“There’s progress now where there once was none”
Full disclosure: I was lucky enough to given two tickets to see Take That at Wembley Stadium with the Pet Shop Boys in support at the weekend by the kindest of souls, and though this is primarily a theatre-based blog, I thought I’d write up the show as I am heading up north to take in some of the Manchester International Festival, the highlight of which for me will be Björk’s Biophilia show, and so I’m getting in a little practice of writing about music shows. The Progress Live 2011 tour boasts the claim of being the fastest-selling tour in history, including an impressive 8 nights at Wembley, marking the band’s first live outings since Robbie Williams returned to the line-up.

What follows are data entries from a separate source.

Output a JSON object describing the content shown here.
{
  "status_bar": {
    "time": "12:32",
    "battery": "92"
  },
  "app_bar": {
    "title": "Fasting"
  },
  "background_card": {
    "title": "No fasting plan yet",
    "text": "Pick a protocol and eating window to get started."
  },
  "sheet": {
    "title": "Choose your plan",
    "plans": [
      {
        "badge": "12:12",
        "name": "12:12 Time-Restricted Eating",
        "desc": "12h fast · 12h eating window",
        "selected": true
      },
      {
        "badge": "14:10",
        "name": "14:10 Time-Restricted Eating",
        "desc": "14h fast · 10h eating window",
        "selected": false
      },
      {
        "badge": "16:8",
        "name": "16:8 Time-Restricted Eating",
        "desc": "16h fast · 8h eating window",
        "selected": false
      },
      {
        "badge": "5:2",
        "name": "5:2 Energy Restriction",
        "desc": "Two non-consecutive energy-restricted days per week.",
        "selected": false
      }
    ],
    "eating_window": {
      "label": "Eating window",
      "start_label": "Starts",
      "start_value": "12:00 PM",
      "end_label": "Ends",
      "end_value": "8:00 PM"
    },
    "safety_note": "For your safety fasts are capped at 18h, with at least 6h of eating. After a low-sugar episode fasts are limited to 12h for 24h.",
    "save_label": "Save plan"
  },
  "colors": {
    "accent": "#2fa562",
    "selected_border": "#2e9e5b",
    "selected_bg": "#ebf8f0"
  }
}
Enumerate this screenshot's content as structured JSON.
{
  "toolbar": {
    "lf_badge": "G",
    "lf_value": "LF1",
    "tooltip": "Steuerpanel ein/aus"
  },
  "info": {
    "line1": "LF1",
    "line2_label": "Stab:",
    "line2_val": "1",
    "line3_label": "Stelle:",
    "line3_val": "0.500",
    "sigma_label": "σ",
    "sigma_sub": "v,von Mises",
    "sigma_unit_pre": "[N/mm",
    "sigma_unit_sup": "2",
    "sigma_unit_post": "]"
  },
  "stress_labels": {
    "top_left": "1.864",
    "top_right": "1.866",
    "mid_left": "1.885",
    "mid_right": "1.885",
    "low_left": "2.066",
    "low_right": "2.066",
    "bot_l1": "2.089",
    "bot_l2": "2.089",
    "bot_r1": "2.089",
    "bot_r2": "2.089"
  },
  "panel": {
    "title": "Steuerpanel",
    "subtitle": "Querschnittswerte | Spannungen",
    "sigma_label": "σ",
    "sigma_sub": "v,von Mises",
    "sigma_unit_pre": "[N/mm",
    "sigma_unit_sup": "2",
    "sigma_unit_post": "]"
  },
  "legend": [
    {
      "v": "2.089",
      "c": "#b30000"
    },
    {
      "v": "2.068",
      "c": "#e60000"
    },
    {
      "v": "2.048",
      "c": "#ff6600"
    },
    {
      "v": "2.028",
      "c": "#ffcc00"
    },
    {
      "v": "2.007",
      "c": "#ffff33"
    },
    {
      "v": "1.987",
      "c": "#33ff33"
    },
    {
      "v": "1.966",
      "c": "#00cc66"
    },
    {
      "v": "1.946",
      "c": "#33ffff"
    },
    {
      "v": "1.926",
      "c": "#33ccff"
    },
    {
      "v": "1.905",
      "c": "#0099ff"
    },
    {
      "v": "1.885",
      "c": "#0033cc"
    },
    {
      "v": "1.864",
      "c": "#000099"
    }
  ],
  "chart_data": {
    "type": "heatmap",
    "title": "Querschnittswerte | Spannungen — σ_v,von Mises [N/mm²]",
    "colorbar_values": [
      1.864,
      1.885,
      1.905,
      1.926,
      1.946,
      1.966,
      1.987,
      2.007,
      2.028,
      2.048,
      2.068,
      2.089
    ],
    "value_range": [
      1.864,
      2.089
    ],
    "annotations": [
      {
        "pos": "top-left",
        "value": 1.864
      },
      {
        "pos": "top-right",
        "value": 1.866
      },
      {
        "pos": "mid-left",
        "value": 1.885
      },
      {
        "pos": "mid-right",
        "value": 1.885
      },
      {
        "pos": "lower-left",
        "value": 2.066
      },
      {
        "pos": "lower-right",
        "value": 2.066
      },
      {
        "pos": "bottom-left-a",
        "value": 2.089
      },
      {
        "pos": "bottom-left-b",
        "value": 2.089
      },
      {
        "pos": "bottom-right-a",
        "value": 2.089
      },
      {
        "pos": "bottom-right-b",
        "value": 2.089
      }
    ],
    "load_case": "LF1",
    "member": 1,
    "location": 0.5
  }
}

Booking the Pet Shop Boys as support was a canny move, fitting the demographic of the audience perfectly and providing an upbeat start to the evening. Presenting a trimmed-down version of 2009’s Pandemonium Tour with its Gilbert & George-style video projections and dancers with brightly coloured cubes on their head, Neil Tennant and Chris Lowe reminded the crowd just why they’ve been an enduring force on the British music scene for nearly 30 years. Newer songs like the sparkling Love Etc. fit in perfectly with the relative ‘oldies’ which were lapped up appreciatively by the crowd, epics like ‘It’s A Sin’, ‘West End Girls’ and a stirring rendition of ‘Go West’ resonating marvelously with all, but particularly children of the 80s like me.
Reflecting the varied history of the band, the main show was split into three segments: opening was Take That as a four-piece, playing a short set of the songs that relaunched them into charts, Robbie was then granted a solo set before joining the others for a final programme of the tunes that made them famous, plus a healthy smattering of songs from their latest album Progress. Whether a prerequisite of Mr Williams’ participation or a free choice, it felt a curious decision that gave a very disjointed feel to the evening. I suppose I ought to mention that I was never a fan of Take That when younger, they were the band that my elder sister liked so I preferred East 17 to be different, though I have liked some of their newer material. But I have always really disliked Robbie Williams, just so you know!
Starting with ‘Rule the World’ marked a high point for the opening sequence that was never really equaled: perhaps it was due to the mid-tempo-ness of much of the ‘man-band’ oeuvre that marked their return to prominence but Messrs Barlow, Donald, Orange and Owen exuded something of a bland smugness, bordering on arrogance in the case of Barlow that left me feeling quite uneasy. The natural charisma or showmanship that accompanies the truly great performers is lacking here, perhaps characterized by the baffling decision to have the audience sing along to the National Anthem, an utterly unneeded time-filler which served little purpose. A psychedelic Magic Roundabout staging for ‘Shine’ finally introduced some character as they departed leaving me despairing of what was to come.
But despite, or perhaps because of, my low expectations, Robbie Williams actually did much more to entertain. Bouncing onto the stage from on high, his exuberance filled the cavernous venue effortlessly and there was no denying now easily he held the audience in the palm of his hand. The sense of unpredictability that accompanied his performance was a little too dangerous for my liking though, a bizarre sequence of snatches of cover versions again wasted time that could have been better utilized elsewhere, barely a sentence passed his lips without an f-word thrown in and the constant mugging and inability to convince at showing humility (as attempted in ‘Angels’) suggested how much of this was an ego-stroking opportunity for him. But he did it extremely well and I enjoyed myself much more than I thought I would.
When reunited as a five-some though, the show finally gelled together: the combination of the old-school crowd-pleasers and the punchier numbers of the recent Stuart Price-produced album along with some great set-pieces: the waterfall of ‘The Flood’ and the chessboard of ‘Kidz’ being my favourites. Again though, my little reservations kept popping up, Robbie’s uncontrollable adlibs rearing their head too often and the po-faced seriousness of each band member periodically picking up an instrument to briefly prove their ‘muso’ credentials was laughable. This posing is a personal bugbear, especially when done by people who actually have musical talent, more than once Barlow sit behind the piano for a verse and chorus but then abandons it midway through: I just don’t see the point in it, if you’re going to play the piano and I love it when people do, then just do it properly, don’t pretend.
The much-trailed giant robot looked good when stationary rather than during its lumbering, unfolding progress but came into its own with the singalong and dancealong to ‘Never Forget’, the highlight of the finale and what came across as an impressive show altogether. It’s hard to escape the feeling that something slightly artificial about the way in which the three segments are bolted together, almost like two extra support slots before the main show. But I don’t think this would unduly bother genuine fans of the band and it must be said that even this sceptic was close to being won over by the end, even if nothing came close to ‘Go West’ for me.